So if you dream of chasing leprechauns (or more likely, sheep), dancing to traditional music in pubs, and drinking your weight in Irish beer with locals, then head to Ireland for an epic solo travel experience.
Tips to Keep in Mind: aka How NOT to Make a Fool of Yourself in Ireland
- When people tell you the ‘crack’ is great, they aren’t talking about drugs. Craic is the Irish word for a fun atmosphere. So if you are looking for a good time, yes you want to go somewhere with great craic.
- If you are waiting to be served and someone asks if you are alright, they don’t actually care how your day is going. They are ready to help you or take your order.
- A proper Guinness is poured in stages, so don’t panic if you order and the bartender pours half your pint and then moves along to someone else. He/ she didn’t forget about you, just give it a minute.
- Drinking in Ireland is a social event; it’s not a race to see who can pound back the pints the fastest. Pace yourself.
- Baby Guinness shots are the best things ever. Trust me.
Must Have Travel Accessories for Solo Travel
I love solo travel, but it does mean I need to take some extra precautions. For any other solo travellers out there, especially my ladies, I highly recommend you pack the following:
- A lockable backpack for when you are in crowded areas and have nobody to keep an eye on your back.
- A whistle in case of an emergency. It’s an easy and reliable way to get attention worldwide
- A lightweight power bank. There is nothing worse than your phone dying when you are using it as a map!
- Activated charcoal for tummy troubles– the best solution when there is nobody you can count on to go to the pharmacy for you.
- Door stopper. Most hostels/hotels are safe, but if you are worried this will help you sleep better.
Psst: Need more help planning your trip to Ireland? Check out my Ireland-specific blog, Ireland Stole My Heart for tips and advice.
A Note on Travel Insurance in Ireland
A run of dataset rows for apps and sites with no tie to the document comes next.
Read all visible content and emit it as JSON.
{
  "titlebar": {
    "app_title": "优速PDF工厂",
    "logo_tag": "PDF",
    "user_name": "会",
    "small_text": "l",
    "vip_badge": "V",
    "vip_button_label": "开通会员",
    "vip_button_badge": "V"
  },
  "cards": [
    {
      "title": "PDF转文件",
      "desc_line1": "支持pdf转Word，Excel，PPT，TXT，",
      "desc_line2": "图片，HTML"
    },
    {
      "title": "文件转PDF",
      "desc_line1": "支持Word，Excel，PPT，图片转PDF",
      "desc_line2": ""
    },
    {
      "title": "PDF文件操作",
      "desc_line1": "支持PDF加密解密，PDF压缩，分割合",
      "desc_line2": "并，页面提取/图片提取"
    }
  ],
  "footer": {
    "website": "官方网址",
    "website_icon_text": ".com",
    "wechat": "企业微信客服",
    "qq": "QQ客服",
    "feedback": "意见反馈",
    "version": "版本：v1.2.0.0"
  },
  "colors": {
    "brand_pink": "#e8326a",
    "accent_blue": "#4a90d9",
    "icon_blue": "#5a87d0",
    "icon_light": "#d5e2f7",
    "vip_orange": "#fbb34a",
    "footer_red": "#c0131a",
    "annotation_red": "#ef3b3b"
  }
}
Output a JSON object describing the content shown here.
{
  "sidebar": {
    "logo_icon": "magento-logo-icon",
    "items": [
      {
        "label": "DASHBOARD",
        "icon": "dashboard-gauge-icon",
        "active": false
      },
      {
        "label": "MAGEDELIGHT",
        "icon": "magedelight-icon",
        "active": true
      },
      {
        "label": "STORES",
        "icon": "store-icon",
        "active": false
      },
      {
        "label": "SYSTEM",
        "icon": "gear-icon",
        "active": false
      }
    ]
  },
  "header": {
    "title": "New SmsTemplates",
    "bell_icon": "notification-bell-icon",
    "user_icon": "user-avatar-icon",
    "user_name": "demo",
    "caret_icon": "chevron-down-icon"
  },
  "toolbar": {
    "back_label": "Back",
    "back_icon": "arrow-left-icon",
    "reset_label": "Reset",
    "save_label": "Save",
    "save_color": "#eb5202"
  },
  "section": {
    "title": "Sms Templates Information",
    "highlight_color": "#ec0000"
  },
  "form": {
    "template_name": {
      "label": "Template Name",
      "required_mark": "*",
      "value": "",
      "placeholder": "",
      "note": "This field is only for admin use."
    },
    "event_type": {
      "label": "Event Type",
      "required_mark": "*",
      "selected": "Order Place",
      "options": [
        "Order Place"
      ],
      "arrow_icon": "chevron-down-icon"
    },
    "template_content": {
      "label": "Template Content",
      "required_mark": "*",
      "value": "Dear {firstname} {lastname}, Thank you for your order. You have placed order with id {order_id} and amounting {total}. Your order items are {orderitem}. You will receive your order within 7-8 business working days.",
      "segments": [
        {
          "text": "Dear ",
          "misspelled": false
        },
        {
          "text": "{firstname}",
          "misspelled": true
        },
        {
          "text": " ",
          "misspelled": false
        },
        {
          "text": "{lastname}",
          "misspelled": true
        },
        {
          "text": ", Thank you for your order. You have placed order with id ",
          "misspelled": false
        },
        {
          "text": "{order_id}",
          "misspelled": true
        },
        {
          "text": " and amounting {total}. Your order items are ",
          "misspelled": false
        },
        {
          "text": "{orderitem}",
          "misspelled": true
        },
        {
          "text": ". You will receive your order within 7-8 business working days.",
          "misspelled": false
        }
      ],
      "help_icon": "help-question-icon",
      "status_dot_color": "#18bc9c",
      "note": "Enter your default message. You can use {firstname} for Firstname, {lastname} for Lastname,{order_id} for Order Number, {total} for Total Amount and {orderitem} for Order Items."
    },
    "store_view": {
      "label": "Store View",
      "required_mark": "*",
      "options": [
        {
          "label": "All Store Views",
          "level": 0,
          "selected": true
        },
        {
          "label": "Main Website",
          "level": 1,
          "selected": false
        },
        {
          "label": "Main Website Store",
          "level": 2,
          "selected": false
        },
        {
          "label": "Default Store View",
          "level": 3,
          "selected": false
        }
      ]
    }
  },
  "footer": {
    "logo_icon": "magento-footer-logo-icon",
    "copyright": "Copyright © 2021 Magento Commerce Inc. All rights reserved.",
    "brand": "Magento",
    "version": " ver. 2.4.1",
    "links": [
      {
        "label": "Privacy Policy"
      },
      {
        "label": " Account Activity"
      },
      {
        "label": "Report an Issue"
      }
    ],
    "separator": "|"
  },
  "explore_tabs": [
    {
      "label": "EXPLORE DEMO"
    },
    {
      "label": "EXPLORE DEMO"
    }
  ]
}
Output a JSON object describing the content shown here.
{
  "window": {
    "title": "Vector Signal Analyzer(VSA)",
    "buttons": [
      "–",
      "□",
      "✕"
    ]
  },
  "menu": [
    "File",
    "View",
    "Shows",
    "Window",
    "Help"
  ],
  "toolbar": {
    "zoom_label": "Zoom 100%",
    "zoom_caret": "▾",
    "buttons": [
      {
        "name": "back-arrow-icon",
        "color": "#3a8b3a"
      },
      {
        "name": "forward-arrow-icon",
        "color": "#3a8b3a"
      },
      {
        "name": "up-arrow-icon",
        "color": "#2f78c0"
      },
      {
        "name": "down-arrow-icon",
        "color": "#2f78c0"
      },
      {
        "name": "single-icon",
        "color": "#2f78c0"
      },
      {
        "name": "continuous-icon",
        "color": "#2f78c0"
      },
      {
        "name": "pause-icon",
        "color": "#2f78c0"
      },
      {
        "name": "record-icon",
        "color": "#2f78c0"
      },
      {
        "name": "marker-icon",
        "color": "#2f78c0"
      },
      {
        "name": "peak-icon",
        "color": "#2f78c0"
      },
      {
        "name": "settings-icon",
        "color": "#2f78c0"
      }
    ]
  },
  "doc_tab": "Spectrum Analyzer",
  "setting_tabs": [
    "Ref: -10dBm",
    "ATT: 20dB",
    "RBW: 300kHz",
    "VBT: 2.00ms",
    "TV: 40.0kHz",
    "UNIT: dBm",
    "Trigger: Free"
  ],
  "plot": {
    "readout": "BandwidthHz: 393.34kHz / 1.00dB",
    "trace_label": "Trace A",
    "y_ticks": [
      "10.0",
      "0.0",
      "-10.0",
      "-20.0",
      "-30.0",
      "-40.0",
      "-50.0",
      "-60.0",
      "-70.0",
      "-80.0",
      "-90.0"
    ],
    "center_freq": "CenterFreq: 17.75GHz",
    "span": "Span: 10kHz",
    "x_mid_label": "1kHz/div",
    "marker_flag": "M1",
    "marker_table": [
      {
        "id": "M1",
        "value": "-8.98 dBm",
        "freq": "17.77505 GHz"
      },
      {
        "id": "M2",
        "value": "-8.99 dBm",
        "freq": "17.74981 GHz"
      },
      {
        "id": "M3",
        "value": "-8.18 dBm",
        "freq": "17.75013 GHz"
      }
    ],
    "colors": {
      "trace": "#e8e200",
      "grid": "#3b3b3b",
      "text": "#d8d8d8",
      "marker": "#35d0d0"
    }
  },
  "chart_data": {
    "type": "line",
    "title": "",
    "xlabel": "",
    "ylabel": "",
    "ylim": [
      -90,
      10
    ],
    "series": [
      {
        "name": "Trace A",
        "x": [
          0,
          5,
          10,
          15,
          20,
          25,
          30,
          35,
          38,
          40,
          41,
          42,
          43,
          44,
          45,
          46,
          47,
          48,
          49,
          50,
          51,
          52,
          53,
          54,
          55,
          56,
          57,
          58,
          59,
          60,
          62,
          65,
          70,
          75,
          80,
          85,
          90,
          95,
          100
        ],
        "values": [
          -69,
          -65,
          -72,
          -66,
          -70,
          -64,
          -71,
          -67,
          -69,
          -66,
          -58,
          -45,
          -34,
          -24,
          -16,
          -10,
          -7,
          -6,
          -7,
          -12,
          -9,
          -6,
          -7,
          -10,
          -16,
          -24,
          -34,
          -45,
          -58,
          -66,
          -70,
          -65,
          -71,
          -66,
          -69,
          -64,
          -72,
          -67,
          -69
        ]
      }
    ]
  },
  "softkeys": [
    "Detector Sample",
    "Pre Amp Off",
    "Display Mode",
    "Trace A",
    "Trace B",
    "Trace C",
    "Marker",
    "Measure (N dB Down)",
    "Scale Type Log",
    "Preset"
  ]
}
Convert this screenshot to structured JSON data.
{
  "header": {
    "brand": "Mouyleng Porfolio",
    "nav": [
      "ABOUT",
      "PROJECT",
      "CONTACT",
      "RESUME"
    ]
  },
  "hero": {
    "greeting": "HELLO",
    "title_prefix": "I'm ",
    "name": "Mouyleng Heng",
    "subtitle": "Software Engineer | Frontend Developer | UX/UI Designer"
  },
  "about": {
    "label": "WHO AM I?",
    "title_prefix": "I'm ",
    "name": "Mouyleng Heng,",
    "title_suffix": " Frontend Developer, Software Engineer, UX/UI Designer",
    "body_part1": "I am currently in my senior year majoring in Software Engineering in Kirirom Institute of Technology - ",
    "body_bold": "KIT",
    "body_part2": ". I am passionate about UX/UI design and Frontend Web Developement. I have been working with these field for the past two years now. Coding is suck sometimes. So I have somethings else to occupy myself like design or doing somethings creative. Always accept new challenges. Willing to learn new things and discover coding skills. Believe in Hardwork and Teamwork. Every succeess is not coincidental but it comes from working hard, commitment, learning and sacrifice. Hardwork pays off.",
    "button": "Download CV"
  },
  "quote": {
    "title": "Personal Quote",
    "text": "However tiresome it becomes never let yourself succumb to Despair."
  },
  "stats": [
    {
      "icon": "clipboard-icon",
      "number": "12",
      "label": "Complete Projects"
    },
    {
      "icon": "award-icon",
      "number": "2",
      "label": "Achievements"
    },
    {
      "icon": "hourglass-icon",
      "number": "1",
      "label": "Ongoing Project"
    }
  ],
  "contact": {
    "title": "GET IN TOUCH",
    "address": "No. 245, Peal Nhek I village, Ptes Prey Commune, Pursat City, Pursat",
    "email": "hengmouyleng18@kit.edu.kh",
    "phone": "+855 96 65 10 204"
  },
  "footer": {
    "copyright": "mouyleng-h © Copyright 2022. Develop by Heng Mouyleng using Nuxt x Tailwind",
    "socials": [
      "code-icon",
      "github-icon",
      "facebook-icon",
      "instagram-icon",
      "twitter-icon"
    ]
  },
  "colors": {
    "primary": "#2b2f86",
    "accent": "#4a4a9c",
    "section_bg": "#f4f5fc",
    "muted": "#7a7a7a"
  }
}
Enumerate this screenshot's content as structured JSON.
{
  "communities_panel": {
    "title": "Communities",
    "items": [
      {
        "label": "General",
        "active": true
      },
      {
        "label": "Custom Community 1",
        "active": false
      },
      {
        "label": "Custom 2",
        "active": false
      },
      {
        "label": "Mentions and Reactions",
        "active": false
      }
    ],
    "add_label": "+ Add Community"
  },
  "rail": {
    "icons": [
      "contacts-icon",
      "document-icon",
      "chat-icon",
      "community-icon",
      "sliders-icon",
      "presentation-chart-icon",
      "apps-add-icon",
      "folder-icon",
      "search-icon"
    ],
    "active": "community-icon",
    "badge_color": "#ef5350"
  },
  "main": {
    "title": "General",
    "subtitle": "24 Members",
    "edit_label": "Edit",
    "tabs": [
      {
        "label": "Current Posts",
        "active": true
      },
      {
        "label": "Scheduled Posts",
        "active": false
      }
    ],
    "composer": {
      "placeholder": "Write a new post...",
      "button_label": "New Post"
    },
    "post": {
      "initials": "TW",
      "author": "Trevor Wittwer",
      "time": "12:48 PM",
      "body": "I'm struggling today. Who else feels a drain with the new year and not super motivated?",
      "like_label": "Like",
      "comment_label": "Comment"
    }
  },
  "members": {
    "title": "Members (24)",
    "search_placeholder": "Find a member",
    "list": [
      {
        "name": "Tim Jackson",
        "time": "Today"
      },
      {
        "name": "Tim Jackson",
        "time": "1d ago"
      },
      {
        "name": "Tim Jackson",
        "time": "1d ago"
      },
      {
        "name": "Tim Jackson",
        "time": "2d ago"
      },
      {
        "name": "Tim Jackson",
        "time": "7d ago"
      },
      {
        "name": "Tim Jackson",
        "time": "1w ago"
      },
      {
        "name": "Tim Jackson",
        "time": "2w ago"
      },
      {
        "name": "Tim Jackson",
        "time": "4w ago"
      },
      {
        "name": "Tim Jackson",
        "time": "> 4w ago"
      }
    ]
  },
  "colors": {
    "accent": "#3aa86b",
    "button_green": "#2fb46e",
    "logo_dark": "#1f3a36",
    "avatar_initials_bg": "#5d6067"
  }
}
Please, do NOT travel without travel insurance! I’ve had to rely on mine twice before (once for damaged luggage, once because I developed a lung infection while traveling). While the cost may seem annoying and better spent elsewhere, trust me when I say you’ll be sorry if you don’t have it. For just a couple bucks a day, you can save yourself a whole lot of stress and money. I like to recommend SafetyWing for travel medical insurance. With prices starting at $37 for 4 weeks, they are one of the most affordable options I’ve found. Learn more about the importance of travel insurance here.
*This article was updated Jan 2018.